i came across this noval one day in a bookstore. i bought it only on the fact that i love anything French. i began reading along and fell in love with the story line. i trully would love to see this turned into a movie. Lara and Dan went through a lot of things while in France. i do belive that everyone who reads this can learn something valuable. i know that after reading this it helped me see some things in a different light. i would love for you (any of you) to read this and see how you too will relate to Lara, Dan, or Bill. i'm looking forward to her next noval.
I read this while going through a tough break-up, so everything in this story really hit home. This story was very well written, making me feel Lara's emotions. It had a little too much description of everythign French, however, and included a few too many French words. (since I know Spanish & English only, I was lost to what these things meant). I read it in 2 days, however, because I too, was afraid I would miss a single thing in Lara's trip. A heart-warming book sure to relax you on a rainy day.

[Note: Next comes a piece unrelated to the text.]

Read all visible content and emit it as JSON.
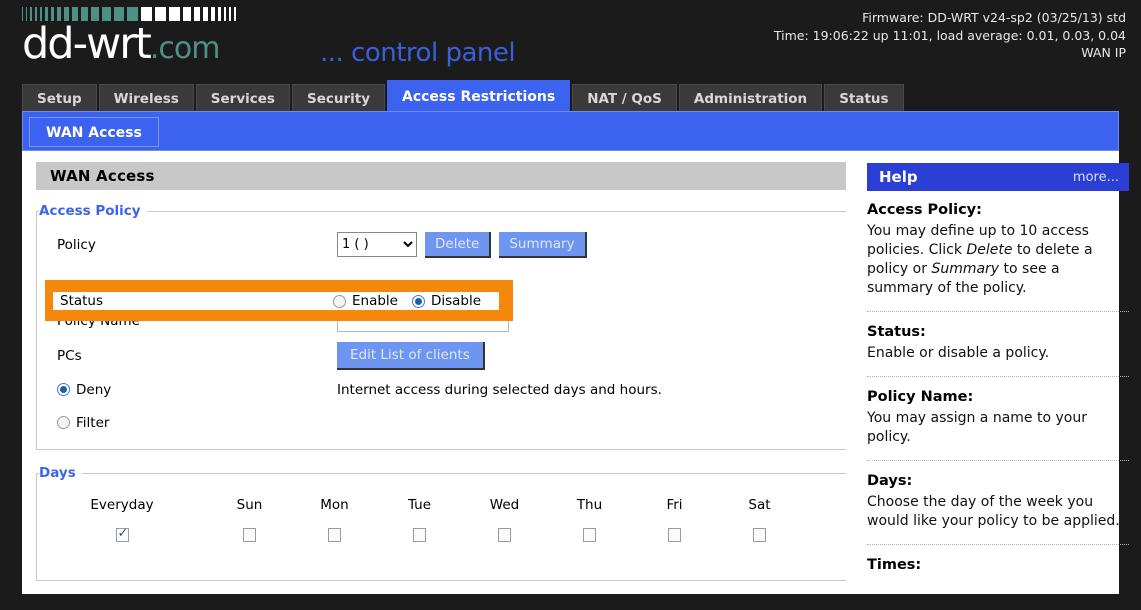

After reading this book, I am dying to go to Paris and visit all of the places that were described. I could not put this book down for fear that I would miss out on what would happen next. I feel like I really knew the characters especially Lara. I highly recommend this book!!!
Lana Lewis just turned forty-five, but is miserable and has been ever since her husband of twenty-five years began to ignore her desires. He refuses to allow her to accompany him on his business trip to China, which adds to Lana¿s belief that he is cheating on her with his assistant. Still she looks forward to her upcoming second honeymoon trip with Bill when he returns to the states. Bill calls from China informing Lana their trip is off. Outraged, Lana decides to go to France without Bill. To her own amazement, she invites the carpenter working on her deck to join her. Even more amazing the thirtyish Tom Holland accepts because he finds Lana very attractive. Overseas, the couple bickers, shares madcap adventures, and enjoys each other company until love intercedes and decisions must be made. THE LAST TIME I SAW PARIS is a fun to read lighthearted romantic romp that will leave the audience in stitches of laughter as they observe the loving duo dives head first from one crazy incident to another. Elizabeth Adler¿s tale has a serious undertone as the heroine must face reality and see her husband for what he is and not how she wants him to be. Romance lovers will thoroughly enjoy this first class ride into true love. Harriet Klausner
I read this book in 2 days and passed it along to friends who couldn't put it down as well. Well written with great attention to detail, so much so that my husband and I were off to Paris that year. Elizabeth Adler is the best.